On Friday night, I joined likely millions of people world wide, watching musical-made-into-movie Les Miserable’ on the big screen. Having seen the Broadway version, I was eager to get a sense of how it would match up. Hearing raves and a few downer reviews about Russell Crowe’s less than stellar vocal range, I walked into the theater with my friend Barb with whom I had seen the show, and an open mind, but alas, no tisssues. I told her as we applauded at the end and wiped our eyes, that it would be a great idea for them to be available at the box office. Les Misérables is now the world’s longest-running musical, seen by over 60 million people in 42 countries. Add to it the numbers who have streamed into the theaters and the legend continues. I can imagine more than a few little statues coming home with the stars and film-makers of this epic portrayal of love, uprising, slavery, grace and forgiveness.
For those who may not know the story line, Victor Hugo’s classic and in some people’s opinion, one of the most important novels in human history, centers around the hero Jean Valjean who at the start of the movie, exhibits super human strength physically and mentally after serving 19 years for stealing a loaf of bread to feed his starving nephew. His nemesis is Javert who even after he is paroled, persues him doggedly. Once he leaves the galley of the ship on which he was forced to serve, he travels on foot, begging for food, shelter and honest work. He finds little of those things and after being taken in by a cleric, he steals silver which he plans to sell to survive. Caught by police, he is brought back to the house at which the Monseignor pretends that he had given the precious items to Valjean and gives him two candlesticks as well, saying he had forgotten to take them in his haste to leave. Awed by the grace exhibited by this man, he dedicates himself to God and to becoming a force for good. He dis-associates himself from his criminal past, going so far as to tear up his ID papers; thus breaking parole and taking on a new persona, that of Monsieur Madeleine, mayor of Montreuil sur Mer and a wealthy factory owner. As he is walking through town, he sees that a man is pinned beneath a wagon and goes over to assist. He lifts the wagon off the man and is observed by Javert, the newly appointed constable who has seen only one other person in his life exhibit that degree of strength, so he has his suspicions of who this man really is.
On an auspicous day, one of his workers named Fantine who is the single mother of a young girl named Cossette is outsted from her job and forced to live on the streets, sell her hair, two teeth and her body. Her daughter is in the dubious care of two unscrupulous innkeepers who extort her for money. One night, Valjean/Madeleine witnesses her being harrassed by a potential customer, as she lashes back and scratches the man’s face. About to be hauled off to jail by Javert; he intervenes and takes her to a hospital. There, as she lay dying, she tells him about her daughter who he then vows to care for since he had not spoken up when she was unjustly dismissed from his factory, because she would not acede to the lustful desires of a foreman. He goes to collect the girl who fantasizes about a different life than the one of abuse and deprivation at the hands of the innkeepers. There is another child in the house as well, named Eponine who is their daughter; treated like a princess. When Valjean arrives, he gives the couple more money than they deserve but enough to whisk Cossette to a semblance of safety. Because of his past, he is still hyper-vigilant and wary of staying out of Javert’s sight. As karma would have it, they were taken in by the man Valjean had rescued from under the wagon years earlier.

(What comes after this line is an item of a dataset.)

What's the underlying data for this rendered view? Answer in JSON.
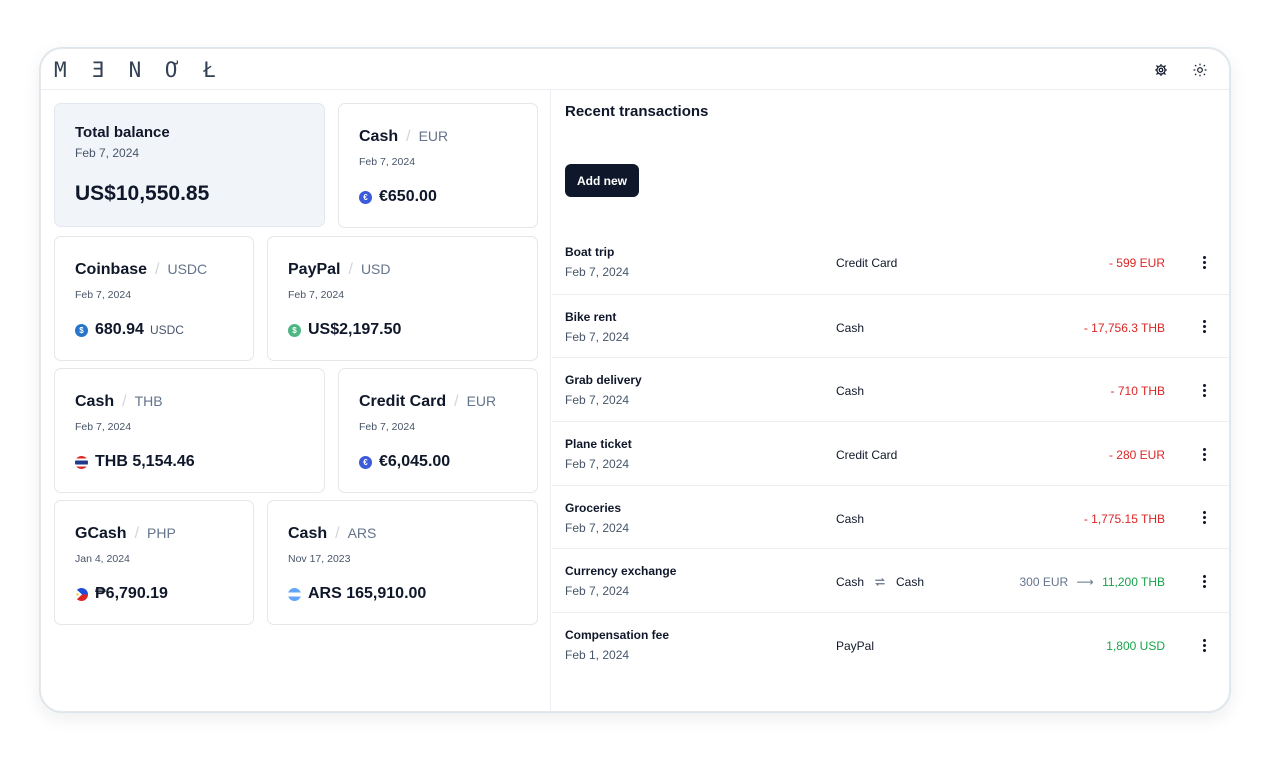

On a broader scale, the country is now in revolution since poverty has become the norm and one of the revolutionaries is a young man named Marius who falls in love with the now young woman Cossette. Eponine, who is also grown sees Marius as an unrequited love interest. Cossette is now wealthy and Eponine is forced to beg on the streets. She too joins the revolution and although her heart is breaking, becomes the go-between for the two lovers. Tensions are heating up and the students erect a barricade that also becomes their place of death.
More of the plot involves an opportunity for Valjean to show mercy to Javert, for Marius and Cossette to marry and for forgiveness to take place. What has moved me about the story is its emphasis on the idea that love in and of itself is a redemptive force that overcomes fear, anger, revenge and even the word of law. While Javert viewed his role as keeper of the peace and enforcer of the the law, it was the ‘petty’ criminal Valjean who lived the more exemplary life in terms of his ability to care for those who could at the moment, not be seen as doing him any particular good. His unveiling of his ‘wrong-doings’ to Cossette and Marius are overshadowed by the fact that he saved several lives, including that of Marius who was the only one who survived the barricades.
I love symbolism. From the candlesticks given to Valjean that to me, represented illumination in the darkness, to the eye painted on the wall, watching over the barricade, to the structure itself which seems to be a partition between this world and the next, this movie was fraught with it.
The line that moves me beyond any other in this play is “To love another person, is to see the face of God.” Would that we see God in the face of the homeless begger, the one who sacrifices her well being for her child, the one who steals to feed his family and yes, even the by-the-book-seeker-after-pseudo justice.
https://www.youtube.com/watch?v=qX3fwpINq4o Finale Les Miserable’